Steamboat Springs Brent Boyer
Pilot & Today staff
Lisa Brown can remove the interim label from her position with the Northwest Colorado Visiting Nurse Association.
Brown, who has served as acting CEO of the health care agency since January, has been named its permanent chief executive officer.
The announcement was made Monday and culminates a search process that spanned five months and included more than 40 applicants from across the country, VNA board President and Hayden resident John Merrill said. Brown succeeds former longtime CEO Sue Birch, who left the agency late last year to become executive director of the state’s Department of Health Care Policy and Financing.
Brown had served as the VNA’s director of development since 2009. Prior to that she was the program manager at the Yampa Valley Community Foundation. She also is a member of the Steamboat Springs School Board.
“I am very honored to be affiliated with the VNA and all of the amazing people who make our work happen,” Brown said in a news release. “I, along with the rest of the staff, am excited to continue creating community health and wellness throughout tthe region.”
The primary mission of the VNA is to provide wellness care on a number of fronts, from immunization clinics to prenatal care and tobacco prevention. It operates a clinic in Craig that employs two physicians, and a hospice and medical office in Steamboat Springs.
The VNA reaches 27,000 people in Routt, Moffat and Jackson counties. Its 2011 budget is about $8 million. The VNA is funded by local, state and federal governments as well as individual donors and state and national foundations.

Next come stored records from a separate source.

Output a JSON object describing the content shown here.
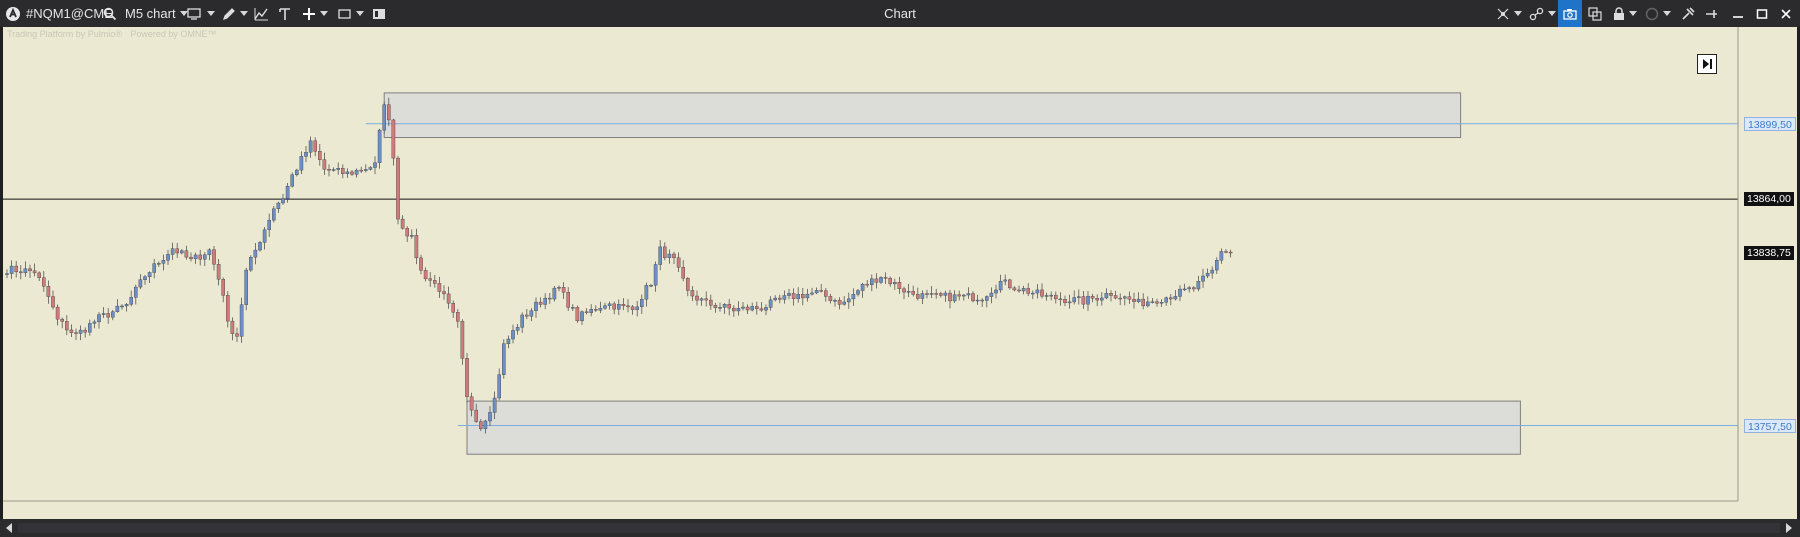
{
  "window": {
    "symbol": "#NQM1@CME",
    "timeframe_label": "M5 chart",
    "title": "Chart"
  },
  "watermark": {
    "text1": "Trading Platform by Pulmio®",
    "text2": "Powered by OMNE™"
  },
  "colors": {
    "chart_background": "#ece9d3",
    "bull_candle": "#6d8fc7",
    "bear_candle": "#d17a7a",
    "zone_fill": "#d9d9d9",
    "level_line": "#7aaee0",
    "current_line": "#111111"
  },
  "icons": [
    "app-logo-icon",
    "search-icon",
    "monitor-icon",
    "pencil-icon",
    "indicator-icon",
    "text-tool-icon",
    "crosshair-icon",
    "window-icon",
    "layout-icon",
    "sync-icon",
    "link-icon",
    "camera-icon",
    "copy-window-icon",
    "lock-icon",
    "circle-icon",
    "tools-icon",
    "pin-icon",
    "minimize-icon",
    "maximize-icon",
    "close-icon",
    "scroll-to-end-icon"
  ],
  "price_labels": {
    "upper_level": "13899,50",
    "current_price": "13864,00",
    "last_price": "13838,75",
    "lower_level": "13757,50"
  },
  "chart_data": {
    "type": "candlestick",
    "symbol": "#NQM1@CME",
    "timeframe": "M5",
    "y_range": [
      13722,
      13945
    ],
    "levels": [
      {
        "name": "upper_level",
        "price": 13899.5
      },
      {
        "name": "current_price",
        "price": 13864.0
      },
      {
        "name": "last_price",
        "price": 13838.75
      },
      {
        "name": "lower_level",
        "price": 13757.5
      }
    ],
    "zones": [
      {
        "from_bar": 82,
        "to_bar": 316,
        "top": 13914,
        "bottom": 13893
      },
      {
        "from_bar": 100,
        "to_bar": 329,
        "top": 13769,
        "bottom": 13744
      }
    ],
    "anchors": [
      [
        0,
        13831
      ],
      [
        6,
        13830
      ],
      [
        9,
        13818
      ],
      [
        11,
        13807
      ],
      [
        15,
        13800
      ],
      [
        20,
        13808
      ],
      [
        26,
        13814
      ],
      [
        30,
        13828
      ],
      [
        36,
        13841
      ],
      [
        40,
        13835
      ],
      [
        44,
        13840
      ],
      [
        47,
        13820
      ],
      [
        48,
        13805
      ],
      [
        50,
        13800
      ],
      [
        52,
        13830
      ],
      [
        55,
        13845
      ],
      [
        58,
        13860
      ],
      [
        60,
        13865
      ],
      [
        62,
        13875
      ],
      [
        66,
        13890
      ],
      [
        69,
        13878
      ],
      [
        74,
        13876
      ],
      [
        80,
        13880
      ],
      [
        82,
        13910
      ],
      [
        83,
        13900
      ],
      [
        84,
        13885
      ],
      [
        85,
        13855
      ],
      [
        88,
        13845
      ],
      [
        90,
        13830
      ],
      [
        94,
        13822
      ],
      [
        98,
        13805
      ],
      [
        100,
        13770
      ],
      [
        103,
        13757
      ],
      [
        106,
        13770
      ],
      [
        108,
        13795
      ],
      [
        112,
        13808
      ],
      [
        116,
        13816
      ],
      [
        120,
        13822
      ],
      [
        124,
        13808
      ],
      [
        130,
        13815
      ],
      [
        136,
        13812
      ],
      [
        140,
        13825
      ],
      [
        142,
        13840
      ],
      [
        145,
        13835
      ],
      [
        148,
        13820
      ],
      [
        152,
        13815
      ],
      [
        158,
        13812
      ],
      [
        164,
        13813
      ],
      [
        170,
        13818
      ],
      [
        176,
        13820
      ],
      [
        182,
        13815
      ],
      [
        186,
        13823
      ],
      [
        190,
        13828
      ],
      [
        196,
        13820
      ],
      [
        200,
        13818
      ],
      [
        206,
        13818
      ],
      [
        212,
        13818
      ],
      [
        216,
        13825
      ],
      [
        220,
        13822
      ],
      [
        226,
        13818
      ],
      [
        234,
        13816
      ],
      [
        240,
        13820
      ],
      [
        246,
        13815
      ],
      [
        252,
        13818
      ],
      [
        258,
        13822
      ],
      [
        262,
        13830
      ],
      [
        264,
        13840
      ],
      [
        266,
        13839
      ]
    ]
  }
}
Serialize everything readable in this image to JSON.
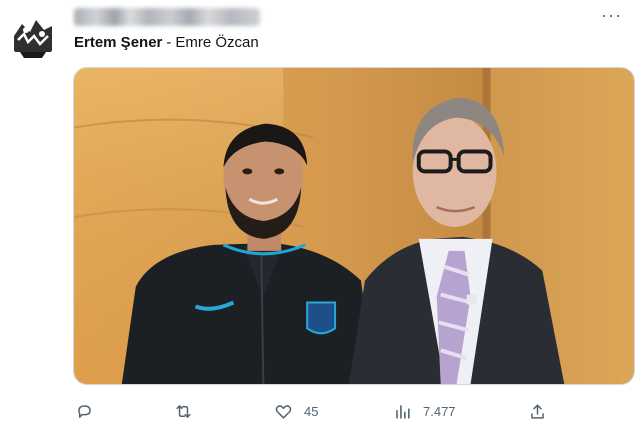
{
  "tweet": {
    "name_obscured": "",
    "text": {
      "player": "Ertem Şener",
      "separator": "-",
      "author": "Emre Özcan"
    },
    "more_icon": "more-horizontal-icon"
  },
  "actions": {
    "reply": {
      "icon": "reply-icon",
      "count": ""
    },
    "retweet": {
      "icon": "retweet-icon",
      "count": ""
    },
    "like": {
      "icon": "like-icon",
      "count": "45"
    },
    "views": {
      "icon": "views-icon",
      "count": "7.477"
    },
    "share": {
      "icon": "share-icon",
      "count": ""
    }
  },
  "colors": {
    "icon_gray": "#536471",
    "text": "#0f1419",
    "card_border": "#cfd9de"
  }
}
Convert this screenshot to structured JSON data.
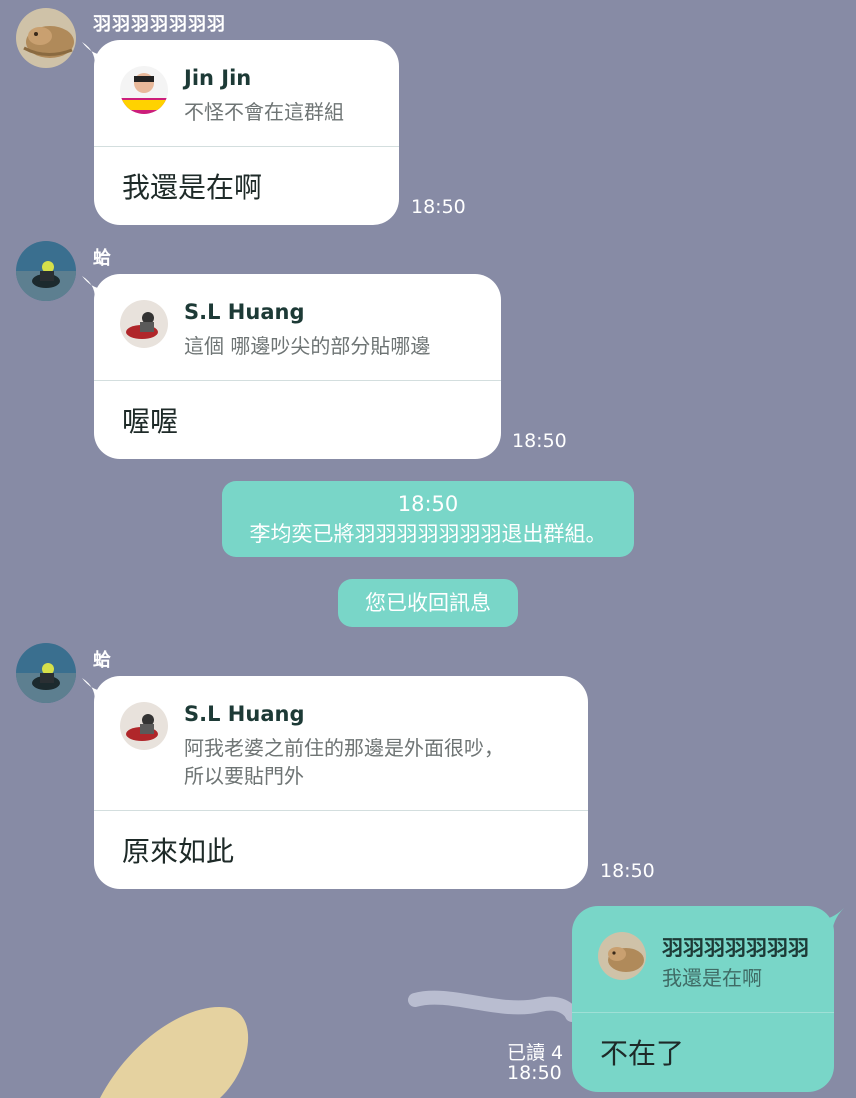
{
  "messages": [
    {
      "sender": "羽羽羽羽羽羽羽",
      "avatar_icon": "bearded-dragon-avatar",
      "quote": {
        "name": "Jin Jin",
        "text": "不怪不會在這群組"
      },
      "text": "我還是在啊",
      "time": "18:50"
    },
    {
      "sender": "蛤",
      "avatar_icon": "motorcycle-rider-avatar",
      "quote": {
        "name": "S.L Huang",
        "text": "這個 哪邊吵尖的部分貼哪邊"
      },
      "text": "喔喔",
      "time": "18:50"
    },
    {
      "sender": "蛤",
      "avatar_icon": "motorcycle-rider-avatar",
      "quote": {
        "name": "S.L Huang",
        "text": "阿我老婆之前住的那邊是外面很吵，\n所以要貼門外"
      },
      "text": "原來如此",
      "time": "18:50"
    }
  ],
  "system": {
    "time": "18:50",
    "left_notice": "李均奕已將羽羽羽羽羽羽羽退出群組。",
    "unsend_notice": "您已收回訊息"
  },
  "my_message": {
    "quote": {
      "name": "羽羽羽羽羽羽羽",
      "text": "我還是在啊"
    },
    "text": "不在了",
    "read": "已讀 4",
    "time": "18:50"
  },
  "colors": {
    "background": "#878ba5",
    "my_bubble": "#79d6c8",
    "their_bubble": "#ffffff"
  }
}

Recent VNA projects include The Haven Assisted Living Center in Hayden and the Rollingstone Respite House in Steamboat.
Brown was to be formally introduced as the VNA’s new director during the agency’s annual Hospice Celebration of Life dinner Monday night. The event is the VNA’s largest fundraiser. She could not be reached for comment Monday afternoon.
Merrill said Brown had a distinct advantage over the other applicants.
“We had been working with her and seen how fine a manager she was,” he said. “We already knew what an excellent fundraiser she was.”
She had been encouraged from her first days as acting CEO to approach the job as if it were hers to keep.
“She was told at the beginning that we didn’t want her just to be a placeholder,” Merrill said. “We wanted her to step in and make tough calls. She didn’t need to be told twice that she was in charge. Her work has been very impressive.”
Brown’s lack of experience in health care could have been viewed as a weakness, Merrill acknowledged, but he said the board quickly realized that no candidate could excel in all areas of the VNA’s programming.
“We have five different foci in this agency,” he said, referring to hospice, senior health programming, public and environmental health, home health and the community health center in Craig. “Nobody except Sue Birch, who essentially was the matriarch of our program, could have experience in all of those areas. Going into it we knew it would be an extremely unlikely chief executive who could hop in and take care of these five very distinct areas.
“We’re very pleased with our decision.”